Progress for Children: A Report Card on Adolescents: Today, 18% of the world’s population is in the age between 10 and 19 years, these are 1.2 billion children and youths transitioning into adulthood. This period in young peoples’ lives is the gateway to adulthood: while building and shaping her or his skills, values and attitudes still greatly depending on a nurturing and protecting environment, they are taking on more responsibilities, and are at the same time exposed to more risks. UNICEF’s report card on the state of adolescents highlights the following:
- Some 71 million children of lower secondary school age (10-14 years) are not in school.
- Some 127 million youth between the ages of 15 and 24 are illiterate.
- Every year, 1.4 million adolescents die from road traffic injuries, complications of childbirth, suicide, violence, AIDS and other causes.

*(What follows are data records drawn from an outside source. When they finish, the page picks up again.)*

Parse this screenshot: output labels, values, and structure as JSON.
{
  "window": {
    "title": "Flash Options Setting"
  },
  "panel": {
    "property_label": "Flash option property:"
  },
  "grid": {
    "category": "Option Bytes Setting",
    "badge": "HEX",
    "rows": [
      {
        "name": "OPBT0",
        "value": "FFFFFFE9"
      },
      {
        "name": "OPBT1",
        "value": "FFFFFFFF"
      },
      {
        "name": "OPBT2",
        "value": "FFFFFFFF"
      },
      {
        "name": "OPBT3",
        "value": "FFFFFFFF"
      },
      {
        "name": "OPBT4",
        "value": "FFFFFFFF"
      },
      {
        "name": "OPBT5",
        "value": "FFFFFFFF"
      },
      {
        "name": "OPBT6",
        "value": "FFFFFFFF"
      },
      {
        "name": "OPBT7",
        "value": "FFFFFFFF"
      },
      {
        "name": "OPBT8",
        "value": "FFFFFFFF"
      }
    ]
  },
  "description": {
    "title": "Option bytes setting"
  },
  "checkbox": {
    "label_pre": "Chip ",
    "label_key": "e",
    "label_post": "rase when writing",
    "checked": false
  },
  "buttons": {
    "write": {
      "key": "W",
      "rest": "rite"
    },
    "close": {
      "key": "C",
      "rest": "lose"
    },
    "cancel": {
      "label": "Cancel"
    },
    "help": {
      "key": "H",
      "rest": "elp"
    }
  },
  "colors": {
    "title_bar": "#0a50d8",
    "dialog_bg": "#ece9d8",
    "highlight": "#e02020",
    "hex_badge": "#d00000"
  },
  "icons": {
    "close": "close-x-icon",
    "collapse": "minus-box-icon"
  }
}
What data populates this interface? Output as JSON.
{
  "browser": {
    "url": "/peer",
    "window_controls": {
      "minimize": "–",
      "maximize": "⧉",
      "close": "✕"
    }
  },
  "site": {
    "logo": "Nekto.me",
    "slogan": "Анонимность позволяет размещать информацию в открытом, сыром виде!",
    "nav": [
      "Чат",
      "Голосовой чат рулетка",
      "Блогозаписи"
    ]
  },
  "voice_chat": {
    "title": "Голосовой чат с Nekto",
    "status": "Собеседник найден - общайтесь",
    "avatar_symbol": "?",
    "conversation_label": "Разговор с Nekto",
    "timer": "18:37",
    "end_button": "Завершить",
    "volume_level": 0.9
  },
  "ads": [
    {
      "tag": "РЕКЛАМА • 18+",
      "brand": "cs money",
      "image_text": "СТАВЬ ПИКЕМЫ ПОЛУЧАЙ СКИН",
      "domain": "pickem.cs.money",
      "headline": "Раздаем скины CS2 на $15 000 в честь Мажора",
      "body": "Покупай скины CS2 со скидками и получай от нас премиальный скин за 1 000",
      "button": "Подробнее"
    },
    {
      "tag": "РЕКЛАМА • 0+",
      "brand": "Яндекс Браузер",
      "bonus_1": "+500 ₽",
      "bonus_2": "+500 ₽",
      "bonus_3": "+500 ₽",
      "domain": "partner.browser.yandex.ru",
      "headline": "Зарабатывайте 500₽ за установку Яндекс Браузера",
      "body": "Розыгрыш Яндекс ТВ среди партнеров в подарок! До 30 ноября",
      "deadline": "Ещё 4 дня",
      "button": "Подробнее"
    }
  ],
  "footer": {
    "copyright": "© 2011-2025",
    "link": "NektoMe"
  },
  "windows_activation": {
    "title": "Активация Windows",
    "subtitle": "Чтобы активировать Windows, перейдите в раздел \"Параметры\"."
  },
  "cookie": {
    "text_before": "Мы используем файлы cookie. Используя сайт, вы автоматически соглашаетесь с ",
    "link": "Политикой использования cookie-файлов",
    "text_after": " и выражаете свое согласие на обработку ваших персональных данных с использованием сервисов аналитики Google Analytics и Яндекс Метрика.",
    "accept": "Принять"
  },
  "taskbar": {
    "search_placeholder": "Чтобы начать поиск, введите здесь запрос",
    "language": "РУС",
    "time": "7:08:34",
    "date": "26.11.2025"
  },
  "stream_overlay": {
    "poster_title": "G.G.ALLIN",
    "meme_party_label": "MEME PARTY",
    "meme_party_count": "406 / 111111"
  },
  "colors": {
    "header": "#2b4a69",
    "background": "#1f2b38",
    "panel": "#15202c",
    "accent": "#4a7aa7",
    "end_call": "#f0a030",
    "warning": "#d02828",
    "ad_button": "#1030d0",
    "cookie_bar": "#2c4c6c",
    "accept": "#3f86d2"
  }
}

- An estimated 16 million births worldwide, are to girls aged 15–19, who are the most likely to experience complications and die of pregnancy related causes.
- An estimated 2.2 million adolescents, around 60% of them girls, are living with HIV, and many do not know they are infected.
- 215 million children (aged 12-17) are engaged in child labour.
Research has shown the value of education for an individual’s life as well as his or her immediate environment. Building on primary education, trough secondary education, adolescents expand their skills and ability to use information and knowledge to make informed decisions about their lives but also to grow stronger in defense and avoidance of the risks for themselves and others. The report makes a case for investing in adolescents and underlines:”There is a crucial need for educational opportunities that are meaningful for young people as future wage-earners, parents and citizens. The foundation for this is quality basic education, including primary and lower secondary education. […] Girls, in particular, must acquire the skills that will help them earn their livelihoods and become productive members of society.” Read the report …
The State of the World’s Children 2012: Children in an Urban World: The report focuses on the experience of children and young people in urban areas, especially the poorest and most marginalized. Traditionally the living conditions of children in rural and urban areas are compared. And in this regard children in urban settings tend to be better off than those in rural settings. But it masques the hardships endured by poorer urban children and hides the wide disparities in children’s rates of survival, nutritional status and education resulting from unequal access to services. The report shows that children from poor urban neighborhoods are among the least likely to attend school. Although a poor family might live close to a school they might not use its services, even if guards or fees do not bar entry, they may lack the sense of entitlement and empowerment.
The report highlights that poverty can severely limit a child’s education in urban areas: In Benin, Pakistan, Tajikistan and Venezuela, the education gap between the richest 20% and the poorest 20% is greater in urban than in rural areas. Pupils from the richest urban families in Venezuela have, on average, almost eight years more schooling than those from the poorest ones. Marginalized groups, including children living or working on the street, migrant children and the children of refugees and internally displaced persons, face particular challenges. Poor urban areas are the most challenging places for children to live. Read the report …